» ENTRIES PROVIDED:
------------------------------------------------------------------------
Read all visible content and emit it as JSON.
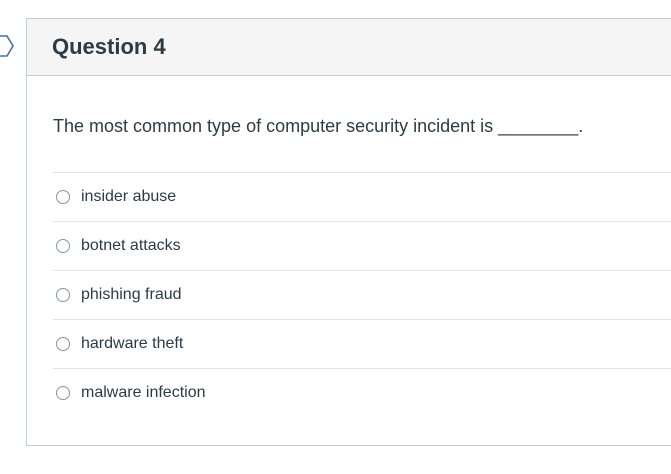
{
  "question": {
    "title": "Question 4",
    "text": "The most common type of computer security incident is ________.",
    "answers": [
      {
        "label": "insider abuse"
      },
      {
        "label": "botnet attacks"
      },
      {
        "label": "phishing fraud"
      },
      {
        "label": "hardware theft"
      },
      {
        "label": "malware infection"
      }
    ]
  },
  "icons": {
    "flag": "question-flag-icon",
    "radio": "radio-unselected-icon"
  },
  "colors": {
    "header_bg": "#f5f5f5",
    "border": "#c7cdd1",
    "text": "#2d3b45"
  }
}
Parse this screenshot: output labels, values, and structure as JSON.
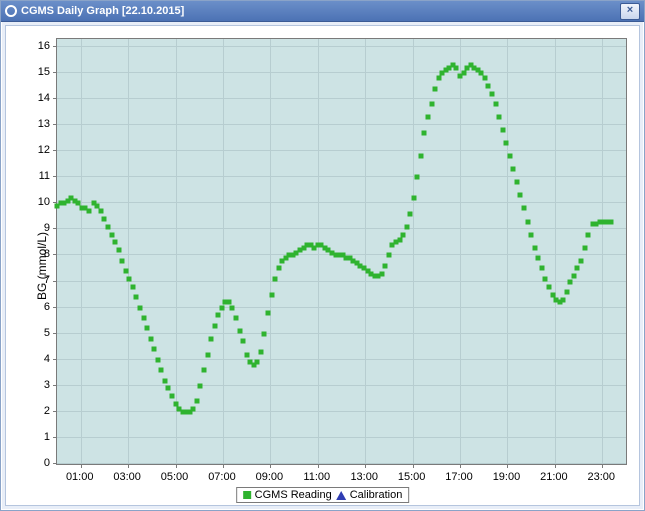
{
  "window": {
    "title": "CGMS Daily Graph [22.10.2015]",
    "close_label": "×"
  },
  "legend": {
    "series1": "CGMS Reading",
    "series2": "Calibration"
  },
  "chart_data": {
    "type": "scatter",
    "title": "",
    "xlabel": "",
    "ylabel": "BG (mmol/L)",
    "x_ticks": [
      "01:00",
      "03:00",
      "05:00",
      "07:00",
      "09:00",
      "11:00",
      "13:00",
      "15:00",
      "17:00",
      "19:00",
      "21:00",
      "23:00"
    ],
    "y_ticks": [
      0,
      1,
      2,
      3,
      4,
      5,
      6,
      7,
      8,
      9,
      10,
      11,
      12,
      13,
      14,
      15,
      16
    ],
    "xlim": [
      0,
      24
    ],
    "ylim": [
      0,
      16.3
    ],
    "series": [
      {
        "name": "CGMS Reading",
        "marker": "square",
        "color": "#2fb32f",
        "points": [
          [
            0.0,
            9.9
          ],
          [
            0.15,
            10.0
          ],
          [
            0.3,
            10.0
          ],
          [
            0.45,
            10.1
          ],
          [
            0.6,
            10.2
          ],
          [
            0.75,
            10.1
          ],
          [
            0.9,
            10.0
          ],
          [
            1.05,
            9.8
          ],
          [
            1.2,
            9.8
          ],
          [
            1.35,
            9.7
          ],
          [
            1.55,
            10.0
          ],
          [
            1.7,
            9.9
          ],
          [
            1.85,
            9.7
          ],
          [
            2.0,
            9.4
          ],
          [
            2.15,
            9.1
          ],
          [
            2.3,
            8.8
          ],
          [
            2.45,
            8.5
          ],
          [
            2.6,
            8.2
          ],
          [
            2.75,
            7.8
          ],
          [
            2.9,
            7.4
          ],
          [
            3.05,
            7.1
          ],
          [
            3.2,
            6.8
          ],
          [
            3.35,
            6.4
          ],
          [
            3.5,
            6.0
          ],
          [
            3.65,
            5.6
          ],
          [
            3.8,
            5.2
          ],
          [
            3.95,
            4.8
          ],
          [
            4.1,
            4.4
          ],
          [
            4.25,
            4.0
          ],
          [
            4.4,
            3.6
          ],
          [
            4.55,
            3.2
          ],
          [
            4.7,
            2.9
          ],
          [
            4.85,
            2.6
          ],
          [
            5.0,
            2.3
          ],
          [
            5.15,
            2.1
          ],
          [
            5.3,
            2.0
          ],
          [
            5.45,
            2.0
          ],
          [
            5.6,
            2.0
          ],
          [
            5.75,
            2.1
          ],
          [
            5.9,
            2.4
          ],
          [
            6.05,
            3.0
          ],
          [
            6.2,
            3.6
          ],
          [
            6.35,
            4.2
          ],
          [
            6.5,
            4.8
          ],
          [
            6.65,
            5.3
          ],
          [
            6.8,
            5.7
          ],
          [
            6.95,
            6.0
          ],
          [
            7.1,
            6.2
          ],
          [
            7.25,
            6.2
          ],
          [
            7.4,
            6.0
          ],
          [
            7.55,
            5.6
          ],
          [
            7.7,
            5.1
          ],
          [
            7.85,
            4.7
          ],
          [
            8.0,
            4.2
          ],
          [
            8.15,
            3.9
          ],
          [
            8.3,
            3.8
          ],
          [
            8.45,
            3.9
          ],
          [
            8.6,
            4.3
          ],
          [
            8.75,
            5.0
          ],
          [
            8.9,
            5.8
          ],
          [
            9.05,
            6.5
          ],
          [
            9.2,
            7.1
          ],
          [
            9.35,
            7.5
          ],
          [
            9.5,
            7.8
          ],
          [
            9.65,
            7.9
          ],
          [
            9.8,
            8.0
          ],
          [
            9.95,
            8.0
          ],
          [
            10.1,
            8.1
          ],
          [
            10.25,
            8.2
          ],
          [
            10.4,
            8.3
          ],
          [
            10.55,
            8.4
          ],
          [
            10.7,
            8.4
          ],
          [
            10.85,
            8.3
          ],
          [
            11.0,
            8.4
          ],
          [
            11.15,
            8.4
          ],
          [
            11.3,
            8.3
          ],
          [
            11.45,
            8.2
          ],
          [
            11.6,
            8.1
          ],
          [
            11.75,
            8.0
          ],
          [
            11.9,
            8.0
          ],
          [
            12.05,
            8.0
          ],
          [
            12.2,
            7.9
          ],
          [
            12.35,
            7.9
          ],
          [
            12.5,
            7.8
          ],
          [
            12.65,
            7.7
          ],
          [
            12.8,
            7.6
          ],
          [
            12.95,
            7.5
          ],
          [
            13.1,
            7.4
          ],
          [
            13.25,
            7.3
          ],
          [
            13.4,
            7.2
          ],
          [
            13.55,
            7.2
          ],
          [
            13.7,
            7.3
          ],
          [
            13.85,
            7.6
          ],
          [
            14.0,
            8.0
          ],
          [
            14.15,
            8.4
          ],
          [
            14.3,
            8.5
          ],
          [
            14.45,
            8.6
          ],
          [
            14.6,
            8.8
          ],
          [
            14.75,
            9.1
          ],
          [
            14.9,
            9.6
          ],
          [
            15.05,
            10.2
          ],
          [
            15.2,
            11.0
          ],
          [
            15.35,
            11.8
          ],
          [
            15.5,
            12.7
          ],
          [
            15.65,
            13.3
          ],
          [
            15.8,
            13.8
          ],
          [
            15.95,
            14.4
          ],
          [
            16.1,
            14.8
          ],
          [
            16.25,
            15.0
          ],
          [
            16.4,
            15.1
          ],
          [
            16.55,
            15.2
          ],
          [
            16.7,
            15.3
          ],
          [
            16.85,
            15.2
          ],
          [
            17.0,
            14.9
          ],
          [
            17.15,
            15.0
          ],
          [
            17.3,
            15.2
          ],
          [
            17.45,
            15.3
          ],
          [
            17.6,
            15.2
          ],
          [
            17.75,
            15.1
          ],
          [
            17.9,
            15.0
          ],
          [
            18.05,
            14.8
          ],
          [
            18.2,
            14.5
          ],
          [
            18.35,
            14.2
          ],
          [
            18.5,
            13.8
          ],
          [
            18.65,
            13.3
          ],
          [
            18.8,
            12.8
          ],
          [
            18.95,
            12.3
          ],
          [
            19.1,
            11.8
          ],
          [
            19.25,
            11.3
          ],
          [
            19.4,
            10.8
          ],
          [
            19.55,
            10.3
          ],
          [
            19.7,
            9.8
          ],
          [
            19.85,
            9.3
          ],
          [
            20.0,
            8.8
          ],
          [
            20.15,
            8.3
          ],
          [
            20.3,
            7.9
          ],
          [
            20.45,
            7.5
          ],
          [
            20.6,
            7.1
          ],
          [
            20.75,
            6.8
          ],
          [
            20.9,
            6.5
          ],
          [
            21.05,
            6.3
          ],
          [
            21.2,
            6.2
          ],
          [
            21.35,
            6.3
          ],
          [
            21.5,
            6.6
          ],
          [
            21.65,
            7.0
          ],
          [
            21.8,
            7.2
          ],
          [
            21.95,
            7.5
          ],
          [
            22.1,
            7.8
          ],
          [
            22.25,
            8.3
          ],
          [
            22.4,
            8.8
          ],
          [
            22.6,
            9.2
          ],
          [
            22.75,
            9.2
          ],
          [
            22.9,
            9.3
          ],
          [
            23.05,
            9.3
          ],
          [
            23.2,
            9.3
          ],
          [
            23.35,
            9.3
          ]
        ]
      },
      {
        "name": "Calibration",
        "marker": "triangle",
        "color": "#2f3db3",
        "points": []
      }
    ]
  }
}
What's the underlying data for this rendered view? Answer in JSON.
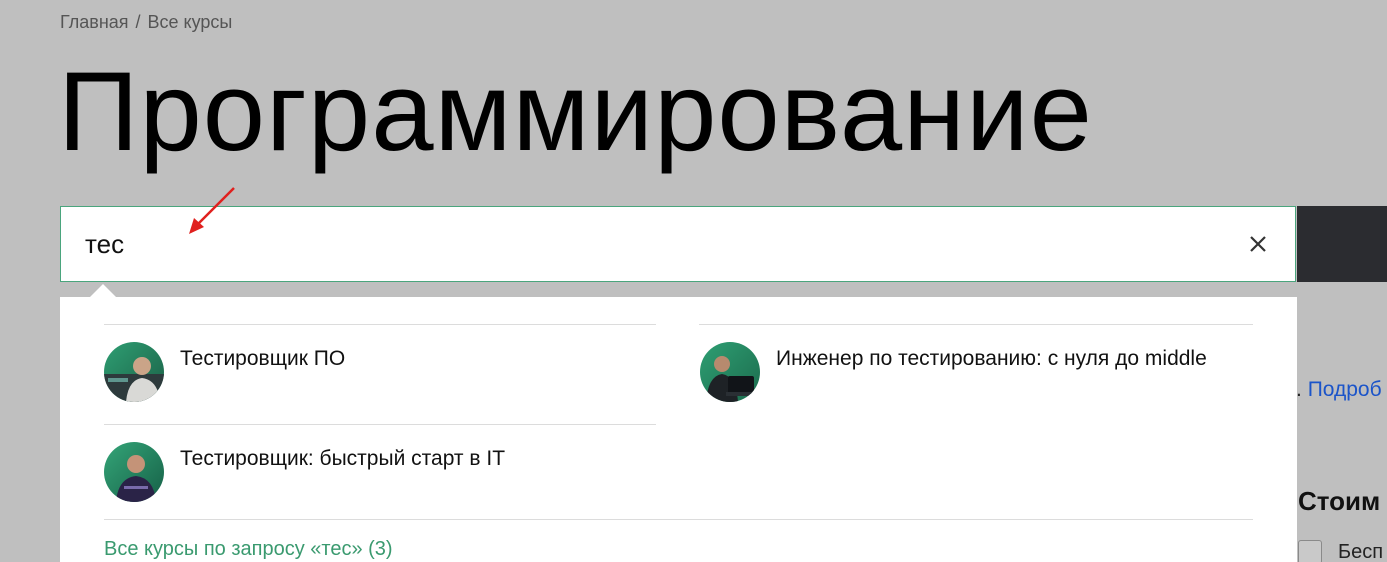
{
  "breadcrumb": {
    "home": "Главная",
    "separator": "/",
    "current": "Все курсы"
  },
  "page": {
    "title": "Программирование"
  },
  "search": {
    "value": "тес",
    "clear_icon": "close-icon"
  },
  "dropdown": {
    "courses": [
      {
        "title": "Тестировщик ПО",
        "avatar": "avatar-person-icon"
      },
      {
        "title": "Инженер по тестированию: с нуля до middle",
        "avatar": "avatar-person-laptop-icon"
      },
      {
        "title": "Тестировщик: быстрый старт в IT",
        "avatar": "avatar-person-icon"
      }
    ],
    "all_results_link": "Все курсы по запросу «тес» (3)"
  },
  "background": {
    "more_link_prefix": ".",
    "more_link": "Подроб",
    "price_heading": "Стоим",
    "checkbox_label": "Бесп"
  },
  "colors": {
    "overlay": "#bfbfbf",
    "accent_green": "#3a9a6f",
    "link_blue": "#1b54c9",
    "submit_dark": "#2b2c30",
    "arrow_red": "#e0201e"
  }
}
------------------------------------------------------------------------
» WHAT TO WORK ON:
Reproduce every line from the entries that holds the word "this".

» REPLY:
Parse this screenshot: output labels, values, and structure as JSON.
What's the underlying data for this rendered view? Answer in JSON.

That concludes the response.